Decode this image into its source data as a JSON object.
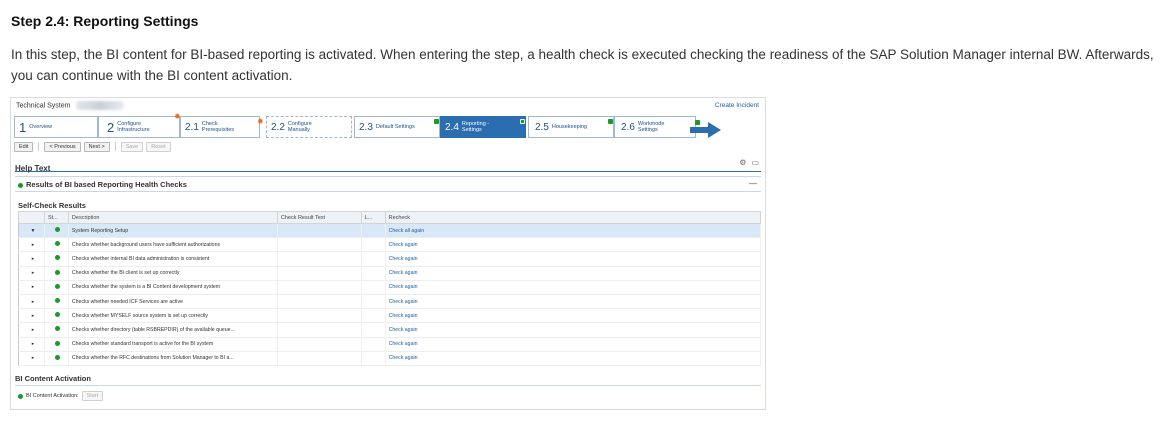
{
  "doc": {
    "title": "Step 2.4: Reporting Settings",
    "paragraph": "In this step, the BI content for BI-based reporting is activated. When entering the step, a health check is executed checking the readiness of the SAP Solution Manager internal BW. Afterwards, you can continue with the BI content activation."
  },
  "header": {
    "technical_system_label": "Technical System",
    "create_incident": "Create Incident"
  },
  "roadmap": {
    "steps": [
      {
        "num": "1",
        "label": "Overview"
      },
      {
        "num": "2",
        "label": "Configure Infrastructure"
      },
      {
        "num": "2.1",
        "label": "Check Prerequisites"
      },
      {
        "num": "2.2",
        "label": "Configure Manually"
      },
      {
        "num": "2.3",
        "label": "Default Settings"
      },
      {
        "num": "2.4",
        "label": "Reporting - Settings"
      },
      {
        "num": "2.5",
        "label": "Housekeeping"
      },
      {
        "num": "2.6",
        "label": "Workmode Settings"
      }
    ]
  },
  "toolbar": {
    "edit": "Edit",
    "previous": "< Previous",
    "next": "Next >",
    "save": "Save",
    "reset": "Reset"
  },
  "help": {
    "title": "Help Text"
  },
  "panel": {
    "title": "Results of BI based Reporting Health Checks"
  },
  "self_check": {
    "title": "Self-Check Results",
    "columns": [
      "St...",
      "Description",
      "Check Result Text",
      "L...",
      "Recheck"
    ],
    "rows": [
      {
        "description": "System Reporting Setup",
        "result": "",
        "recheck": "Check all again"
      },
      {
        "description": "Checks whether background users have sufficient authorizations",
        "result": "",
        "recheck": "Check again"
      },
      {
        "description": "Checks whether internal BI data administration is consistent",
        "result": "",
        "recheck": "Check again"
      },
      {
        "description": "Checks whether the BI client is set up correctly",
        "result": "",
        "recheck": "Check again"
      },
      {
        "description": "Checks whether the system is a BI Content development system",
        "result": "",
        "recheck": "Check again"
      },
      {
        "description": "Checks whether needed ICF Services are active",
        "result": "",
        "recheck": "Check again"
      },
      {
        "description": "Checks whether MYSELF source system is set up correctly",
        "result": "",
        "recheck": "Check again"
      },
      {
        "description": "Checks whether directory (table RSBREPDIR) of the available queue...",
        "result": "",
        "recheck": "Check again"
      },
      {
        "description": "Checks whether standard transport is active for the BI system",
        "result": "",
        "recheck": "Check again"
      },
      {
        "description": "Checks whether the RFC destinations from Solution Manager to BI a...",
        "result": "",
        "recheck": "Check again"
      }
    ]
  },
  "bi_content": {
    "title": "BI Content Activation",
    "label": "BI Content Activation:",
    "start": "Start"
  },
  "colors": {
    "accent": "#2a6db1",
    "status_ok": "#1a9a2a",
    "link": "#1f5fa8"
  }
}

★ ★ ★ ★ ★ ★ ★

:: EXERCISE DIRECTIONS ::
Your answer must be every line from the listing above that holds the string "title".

:: WRITTEN RESPONSE ::
    "title": "Step 2.4: Reporting Settings",
    "title": "Help Text"
    "title": "Results of BI based Reporting Health Checks"
    "title": "Self-Check Results",
    "title": "BI Content Activation",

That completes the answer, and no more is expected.